■ **INSTRUCTIONS TO FOLLOW**: Return only what runs from the line containing "Convert this screenshot" through the last line of the entries below, exactly, omitting pictures.

■ **PROVIDED INFORMATION**:

-- Opening Marker --

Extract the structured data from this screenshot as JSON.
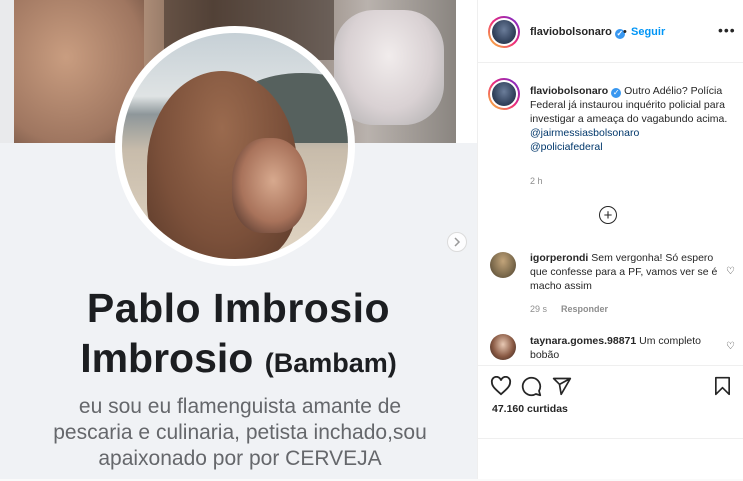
{
  "media": {
    "name_line1": "Pablo Imbrosio",
    "name_line2": "Imbrosio",
    "nickname": "(Bambam)",
    "bio_lines": [
      "eu sou eu flamenguista amante de",
      "pescaria e culinaria, petista inchado,sou",
      "apaixonado por por CERVEJA"
    ],
    "next_icon": "chevron-right-icon"
  },
  "header": {
    "username": "flaviobolsonaro",
    "separator": "•",
    "follow_label": "Seguir",
    "more_icon": "more-options-icon"
  },
  "caption": {
    "username": "flaviobolsonaro",
    "text": "Outro Adélio? Polícia Federal já instaurou inquérito policial para investigar a ameaça do vagabundo acima.",
    "mentions": [
      "@jairmessiasbolsonaro",
      "@policiafederal"
    ],
    "time": "2 h"
  },
  "comments": [
    {
      "username": "igorperondi",
      "text": "Sem vergonha! Só espero que confesse para a PF, vamos ver se é macho assim",
      "time": "29 s",
      "reply_label": "Responder"
    },
    {
      "username": "taynara.gomes.98871",
      "text": "Um completo bobão"
    }
  ],
  "actions": {
    "likes": "47.160 curtidas"
  },
  "colors": {
    "accent": "#0095f6",
    "verified": "#3897f0",
    "mention": "#00376b",
    "muted": "#8e8e8e"
  }
}
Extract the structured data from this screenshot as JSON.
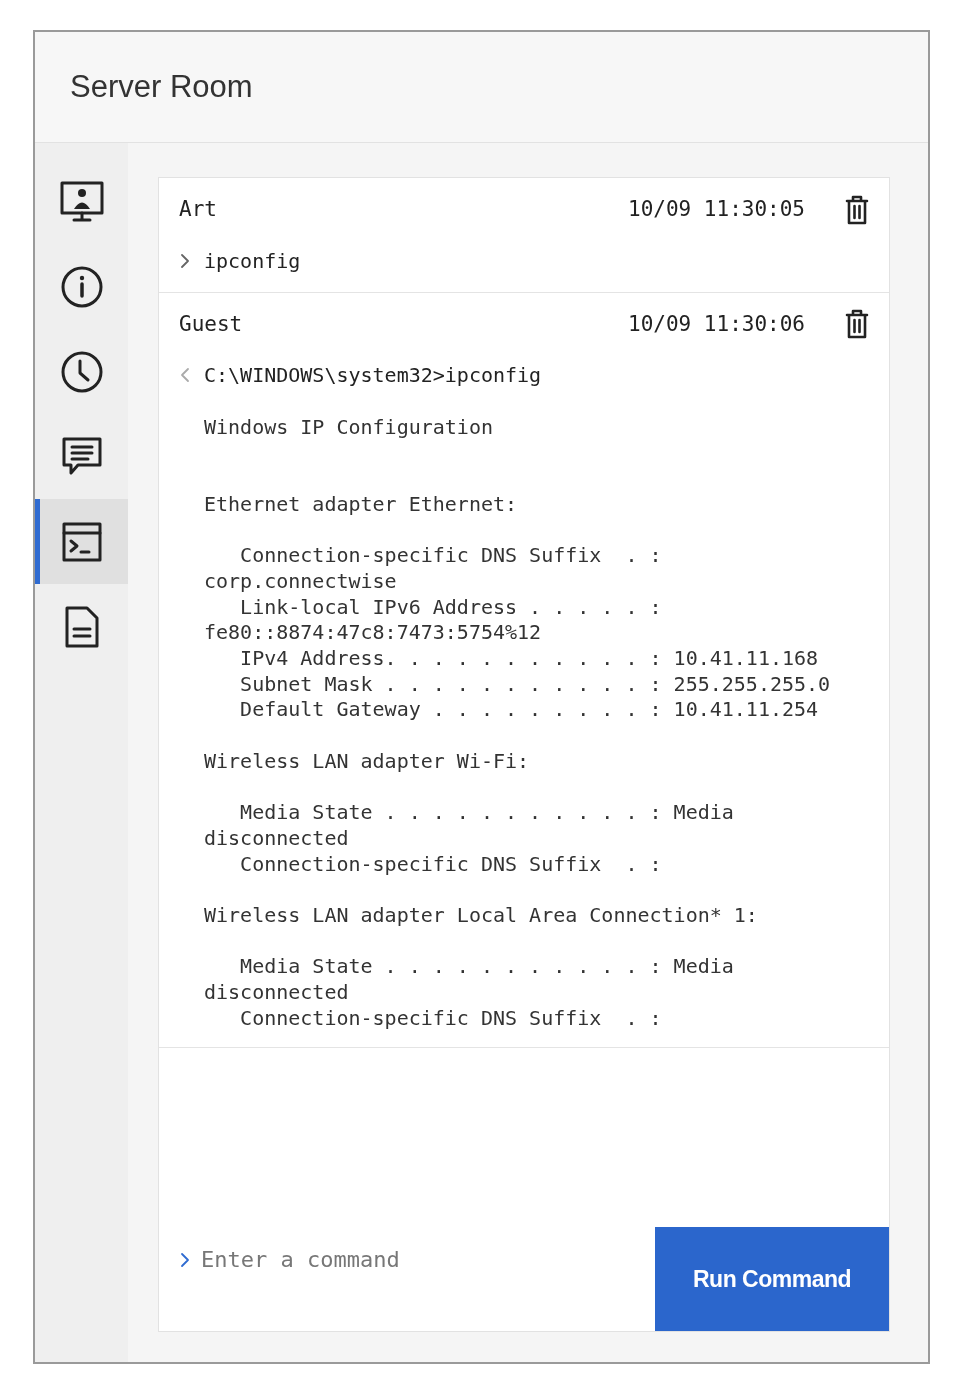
{
  "window": {
    "title": "Server Room"
  },
  "sidebar": {
    "items": [
      {
        "selected": false
      },
      {
        "selected": false
      },
      {
        "selected": false
      },
      {
        "selected": false
      },
      {
        "selected": true
      },
      {
        "selected": false
      }
    ]
  },
  "entries": [
    {
      "user": "Art",
      "time": "10/09 11:30:05",
      "kind": "command",
      "text": "ipconfig"
    },
    {
      "user": "Guest",
      "time": "10/09 11:30:06",
      "kind": "response",
      "text": "C:\\WINDOWS\\system32>ipconfig",
      "output_blocks": [
        [
          "Windows IP Configuration"
        ],
        [
          "Ethernet adapter Ethernet:"
        ],
        [
          "   Connection-specific DNS Suffix  . :",
          "corp.connectwise",
          "   Link-local IPv6 Address . . . . . :",
          "fe80::8874:47c8:7473:5754%12",
          "   IPv4 Address. . . . . . . . . . . : 10.41.11.168",
          "   Subnet Mask . . . . . . . . . . . : 255.255.255.0",
          "   Default Gateway . . . . . . . . . : 10.41.11.254"
        ],
        [
          "Wireless LAN adapter Wi-Fi:"
        ],
        [
          "   Media State . . . . . . . . . . . : Media",
          "disconnected",
          "   Connection-specific DNS Suffix  . :"
        ],
        [
          "Wireless LAN adapter Local Area Connection* 1:"
        ],
        [
          "   Media State . . . . . . . . . . . : Media",
          "disconnected",
          "   Connection-specific DNS Suffix  . :"
        ]
      ]
    }
  ],
  "command_input": {
    "placeholder": "Enter a command"
  },
  "run_button": {
    "label": "Run Command"
  }
}
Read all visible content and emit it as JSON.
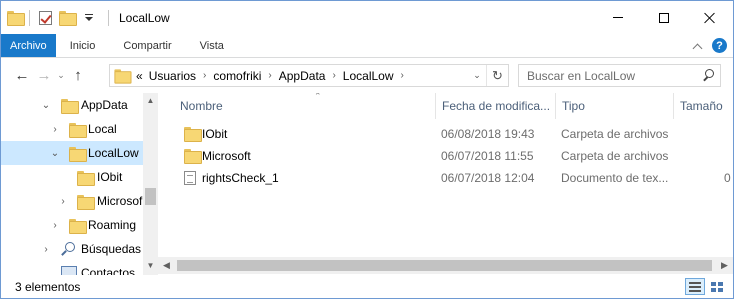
{
  "window": {
    "title": "LocalLow",
    "controls": {
      "minimize": "minimize-icon",
      "maximize": "maximize-icon",
      "close": "close-icon"
    }
  },
  "ribbon": {
    "tabs": [
      "Archivo",
      "Inicio",
      "Compartir",
      "Vista"
    ],
    "help_symbol": "?"
  },
  "nav": {
    "back": "←",
    "forward": "→",
    "recent": "⌄",
    "up": "↑",
    "breadcrumb_overflow": "«",
    "breadcrumbs": [
      "Usuarios",
      "comofriki",
      "AppData",
      "LocalLow"
    ],
    "crumb_separator": "›",
    "refresh": "↻",
    "search_placeholder": "Buscar en LocalLow"
  },
  "tree": {
    "items": [
      {
        "label": "AppData",
        "chevron": "⌄",
        "icon": "folder-icon"
      },
      {
        "label": "Local",
        "chevron": "›",
        "icon": "folder-icon"
      },
      {
        "label": "LocalLow",
        "chevron": "⌄",
        "icon": "folder-icon",
        "selected": true
      },
      {
        "label": "IObit",
        "chevron": "",
        "icon": "folder-icon"
      },
      {
        "label": "Microsof",
        "chevron": "›",
        "icon": "folder-icon"
      },
      {
        "label": "Roaming",
        "chevron": "›",
        "icon": "folder-icon"
      },
      {
        "label": "Búsquedas",
        "chevron": "›",
        "icon": "search-icon"
      },
      {
        "label": "Contactos",
        "chevron": "",
        "icon": "contacts-icon"
      }
    ]
  },
  "columns": {
    "name": "Nombre",
    "date": "Fecha de modifica...",
    "type": "Tipo",
    "size": "Tamaño"
  },
  "files": [
    {
      "name": "IObit",
      "date": "06/08/2018 19:43",
      "type": "Carpeta de archivos",
      "size": "",
      "icon": "folder-icon"
    },
    {
      "name": "Microsoft",
      "date": "06/07/2018 11:55",
      "type": "Carpeta de archivos",
      "size": "",
      "icon": "folder-icon"
    },
    {
      "name": "rightsCheck_1",
      "date": "06/07/2018 12:04",
      "type": "Documento de tex...",
      "size": "0",
      "icon": "text-file-icon"
    }
  ],
  "status": {
    "count_text": "3 elementos"
  },
  "colors": {
    "accent": "#1979ca",
    "selection": "#cce8ff",
    "folder": "#f7d774",
    "border": "#6e9ad3"
  }
}
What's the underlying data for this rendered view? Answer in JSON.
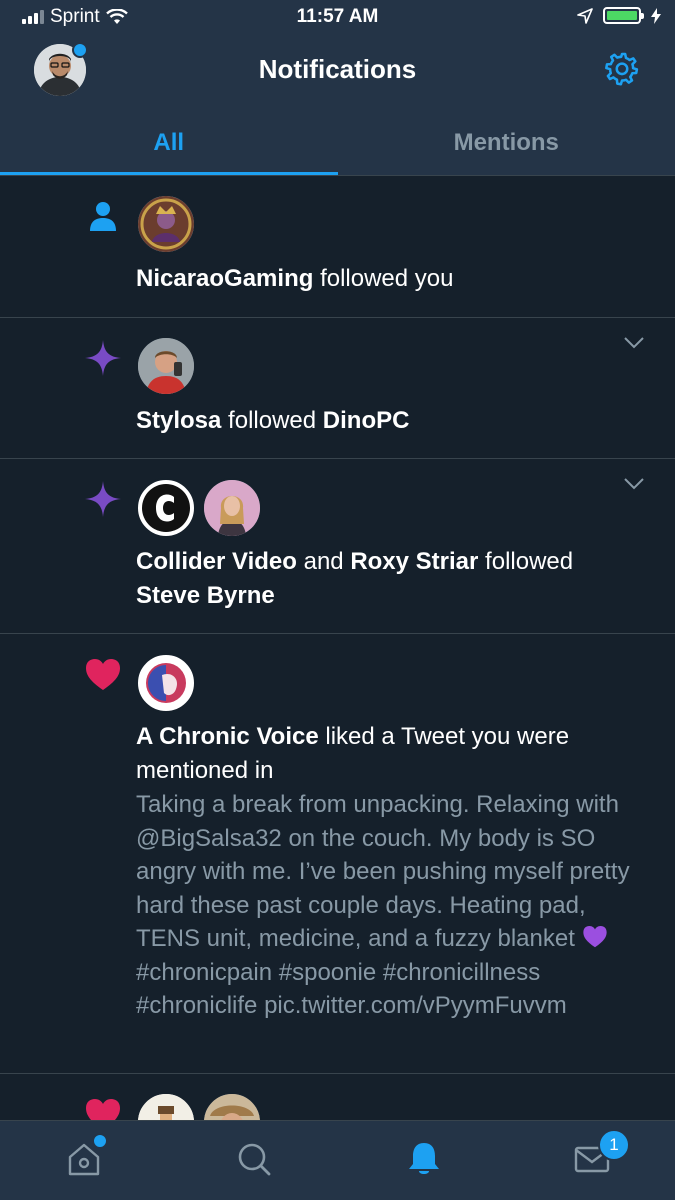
{
  "status_bar": {
    "carrier": "Sprint",
    "time": "11:57 AM"
  },
  "header": {
    "title": "Notifications"
  },
  "tabs": [
    {
      "label": "All",
      "active": true
    },
    {
      "label": "Mentions",
      "active": false
    }
  ],
  "notifications": [
    {
      "type": "follow",
      "icon": "person-icon",
      "actor": "NicaraoGaming",
      "action": "followed you"
    },
    {
      "type": "recommendation",
      "icon": "sparkle-icon",
      "actor": "Stylosa",
      "action": "followed",
      "target": "DinoPC"
    },
    {
      "type": "recommendation",
      "icon": "sparkle-icon",
      "actor": "Collider Video",
      "joiner": "and",
      "actor2": "Roxy Striar",
      "action": "followed",
      "target": "Steve Byrne"
    },
    {
      "type": "like",
      "icon": "heart-icon",
      "actor": "A Chronic Voice",
      "action": "liked a Tweet you were mentioned in",
      "tweet": {
        "part1": "Taking a break from unpacking. Relaxing with @BigSalsa32 on the couch. My body is SO angry with me. I’ve been pushing myself pretty hard these past couple days. Heating pad, TENS unit, medicine, and a fuzzy blanket",
        "emoji": "purple-heart-emoji",
        "part2": "#chronicpain #spoonie #chronicillness #chroniclife pic.twitter.com/vPyymFuvvm"
      }
    },
    {
      "type": "like",
      "icon": "heart-icon"
    }
  ],
  "tabbar": {
    "messages_badge": "1"
  },
  "colors": {
    "background": "#15202b",
    "bar": "#243447",
    "accent": "#1da1f2",
    "muted": "#8899a6",
    "divider": "#38444d",
    "heart": "#e0245e",
    "sparkle": "#794bc4"
  }
}
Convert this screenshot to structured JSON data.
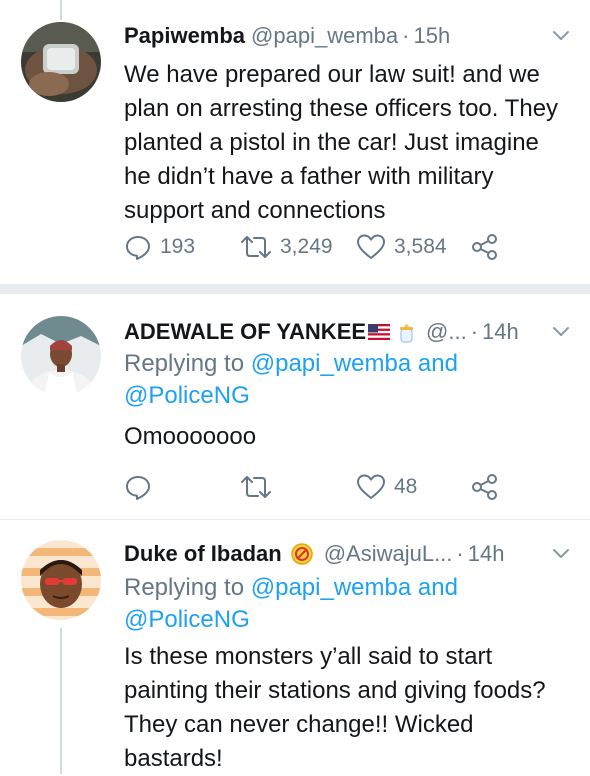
{
  "tweets": [
    {
      "name": "Papiwemba",
      "handle": "@papi_wemba",
      "dot": "·",
      "time": "15h",
      "text_lines": [
        "We have prepared our law suit! and we",
        "plan on arresting these officers too. They",
        "planted a pistol in the car! Just imagine",
        "he didn’t have a father with military",
        "support and connections"
      ],
      "replies": "193",
      "retweets": "3,249",
      "likes": "3,584"
    },
    {
      "name": "ADEWALE OF YANKEE",
      "name_emoji": [
        "us-flag-icon",
        "baby-bottle-icon"
      ],
      "handle": "@...",
      "dot": "·",
      "time": "14h",
      "replying_prefix": "Replying to ",
      "replying_user1": "@papi_wemba",
      "replying_and": " and",
      "replying_user2": "@PoliceNG",
      "text": "Omooooooo",
      "likes": "48"
    },
    {
      "name": "Duke of Ibadan",
      "name_emoji": [
        "no-entry-sign-icon"
      ],
      "handle": "@AsiwajuL...",
      "dot": "·",
      "time": "14h",
      "replying_prefix": "Replying to ",
      "replying_user1": "@papi_wemba",
      "replying_and": " and",
      "replying_user2": "@PoliceNG",
      "text_lines": [
        "Is these monsters y’all said to start",
        "painting their stations and giving foods?",
        "They can never change!! Wicked",
        "bastards!"
      ]
    }
  ],
  "colors": {
    "text": "#14171a",
    "muted": "#657786",
    "link": "#1da1f2",
    "separator": "#e6ecf0"
  }
}
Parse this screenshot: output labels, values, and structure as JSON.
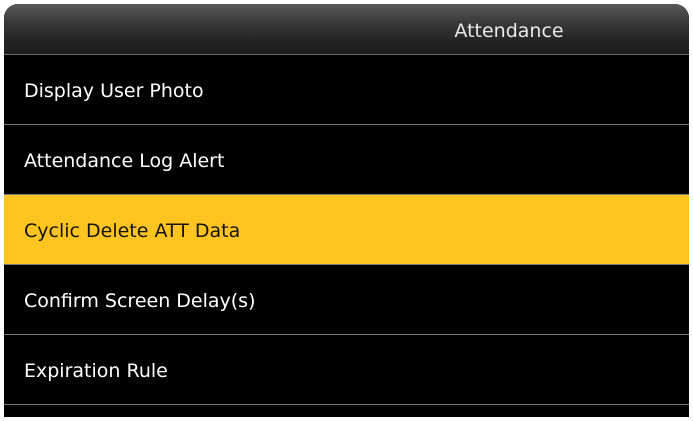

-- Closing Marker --

■ **ANSWER BELOW**:
Convert this screenshot to structured JSON data.
{
  "tweets": [
    {
      "name": "Papiwemba",
      "handle": "@papi_wemba",
      "dot": "·",
      "time": "15h",
      "text_lines": [
        "We have prepared our law suit! and we",
        "plan on arresting these officers too. They",
        "planted a pistol in the car! Just imagine",
        "he didn’t have a father with military",
        "support and connections"
      ],
      "replies": "193",
      "retweets": "3,249",
      "likes": "3,584"
    },
    {
      "name": "ADEWALE OF YANKEE",
      "name_emoji": [
        "us-flag-icon",
        "baby-bottle-icon"
      ],
      "handle": "@...",
      "dot": "·",
      "time": "14h",
      "replying_prefix": "Replying to ",
      "replying_user1": "@papi_wemba",
      "replying_and": " and",
      "replying_user2": "@PoliceNG",
      "text": "Omooooooo",
      "likes": "48"
    },
    {
      "name": "Duke of Ibadan",
      "name_emoji": [
        "no-entry-sign-icon"
      ],
      "handle": "@AsiwajuL...",
      "dot": "·",
      "time": "14h",
      "replying_prefix": "Replying to ",
      "replying_user1": "@papi_wemba",
      "replying_and": " and",
      "replying_user2": "@PoliceNG",
      "text_lines": [
        "Is these monsters y’all said to start",
        "painting their stations and giving foods?",
        "They can never change!! Wicked",
        "bastards!"
      ]
    }
  ],
  "colors": {
    "text": "#14171a",
    "muted": "#657786",
    "link": "#1da1f2",
    "separator": "#e6ecf0"
  }
}
Parse this screenshot: output labels, values, and structure as JSON.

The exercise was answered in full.